**TASK PROMPT:** Please retype every entry as written, and keep the pictures out.

[Website and app data records]
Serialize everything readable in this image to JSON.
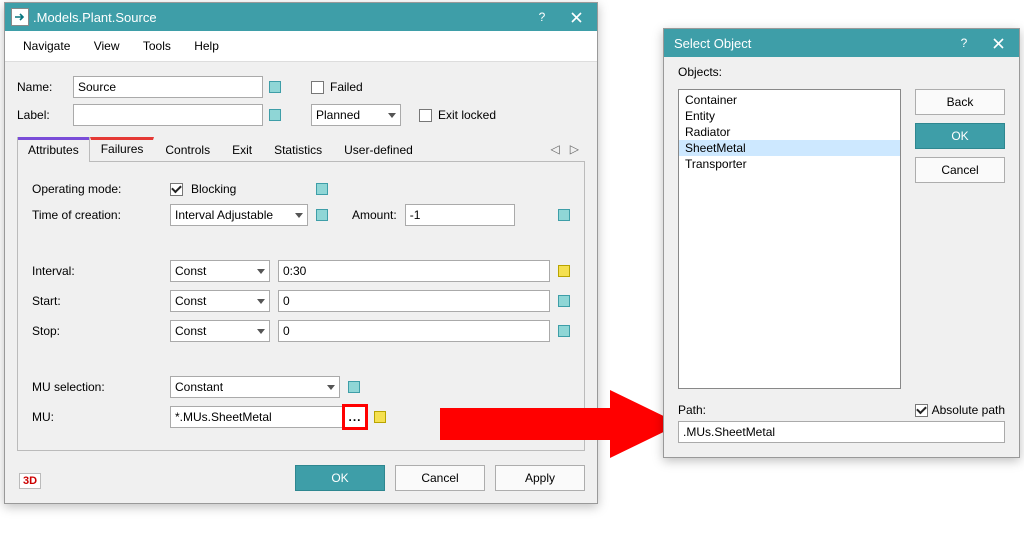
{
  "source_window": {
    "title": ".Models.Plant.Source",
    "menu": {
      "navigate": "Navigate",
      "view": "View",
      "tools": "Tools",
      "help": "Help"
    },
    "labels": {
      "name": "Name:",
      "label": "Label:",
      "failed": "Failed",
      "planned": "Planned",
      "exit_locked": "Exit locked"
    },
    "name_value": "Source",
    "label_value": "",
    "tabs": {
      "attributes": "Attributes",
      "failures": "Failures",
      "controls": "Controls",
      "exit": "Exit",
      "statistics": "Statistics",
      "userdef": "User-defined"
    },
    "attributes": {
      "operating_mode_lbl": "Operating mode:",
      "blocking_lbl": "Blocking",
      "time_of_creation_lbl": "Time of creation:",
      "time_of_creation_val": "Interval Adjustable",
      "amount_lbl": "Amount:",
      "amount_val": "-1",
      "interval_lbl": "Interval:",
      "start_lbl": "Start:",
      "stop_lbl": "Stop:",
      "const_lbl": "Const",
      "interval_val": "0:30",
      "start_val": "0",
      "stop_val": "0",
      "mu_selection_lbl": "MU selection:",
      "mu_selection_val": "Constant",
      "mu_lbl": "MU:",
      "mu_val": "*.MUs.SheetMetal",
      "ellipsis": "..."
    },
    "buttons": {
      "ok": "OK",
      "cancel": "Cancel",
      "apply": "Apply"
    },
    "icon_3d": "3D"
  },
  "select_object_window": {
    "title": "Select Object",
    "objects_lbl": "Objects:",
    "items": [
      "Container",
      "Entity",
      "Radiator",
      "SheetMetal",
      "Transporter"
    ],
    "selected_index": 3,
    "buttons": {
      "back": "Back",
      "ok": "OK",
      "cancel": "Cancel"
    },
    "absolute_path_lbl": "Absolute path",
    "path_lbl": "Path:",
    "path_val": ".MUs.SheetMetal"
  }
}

**YOUR SOLUTION:**
Serialize everything readable in this image to JSON.
{
  "source_window": {
    "title": ".Models.Plant.Source",
    "menu": {
      "navigate": "Navigate",
      "view": "View",
      "tools": "Tools",
      "help": "Help"
    },
    "labels": {
      "name": "Name:",
      "label": "Label:",
      "failed": "Failed",
      "planned": "Planned",
      "exit_locked": "Exit locked"
    },
    "name_value": "Source",
    "label_value": "",
    "tabs": {
      "attributes": "Attributes",
      "failures": "Failures",
      "controls": "Controls",
      "exit": "Exit",
      "statistics": "Statistics",
      "userdef": "User-defined"
    },
    "attributes": {
      "operating_mode_lbl": "Operating mode:",
      "blocking_lbl": "Blocking",
      "time_of_creation_lbl": "Time of creation:",
      "time_of_creation_val": "Interval Adjustable",
      "amount_lbl": "Amount:",
      "amount_val": "-1",
      "interval_lbl": "Interval:",
      "start_lbl": "Start:",
      "stop_lbl": "Stop:",
      "const_lbl": "Const",
      "interval_val": "0:30",
      "start_val": "0",
      "stop_val": "0",
      "mu_selection_lbl": "MU selection:",
      "mu_selection_val": "Constant",
      "mu_lbl": "MU:",
      "mu_val": "*.MUs.SheetMetal",
      "ellipsis": "..."
    },
    "buttons": {
      "ok": "OK",
      "cancel": "Cancel",
      "apply": "Apply"
    },
    "icon_3d": "3D"
  },
  "select_object_window": {
    "title": "Select Object",
    "objects_lbl": "Objects:",
    "items": [
      "Container",
      "Entity",
      "Radiator",
      "SheetMetal",
      "Transporter"
    ],
    "selected_index": 3,
    "buttons": {
      "back": "Back",
      "ok": "OK",
      "cancel": "Cancel"
    },
    "absolute_path_lbl": "Absolute path",
    "path_lbl": "Path:",
    "path_val": ".MUs.SheetMetal"
  }
}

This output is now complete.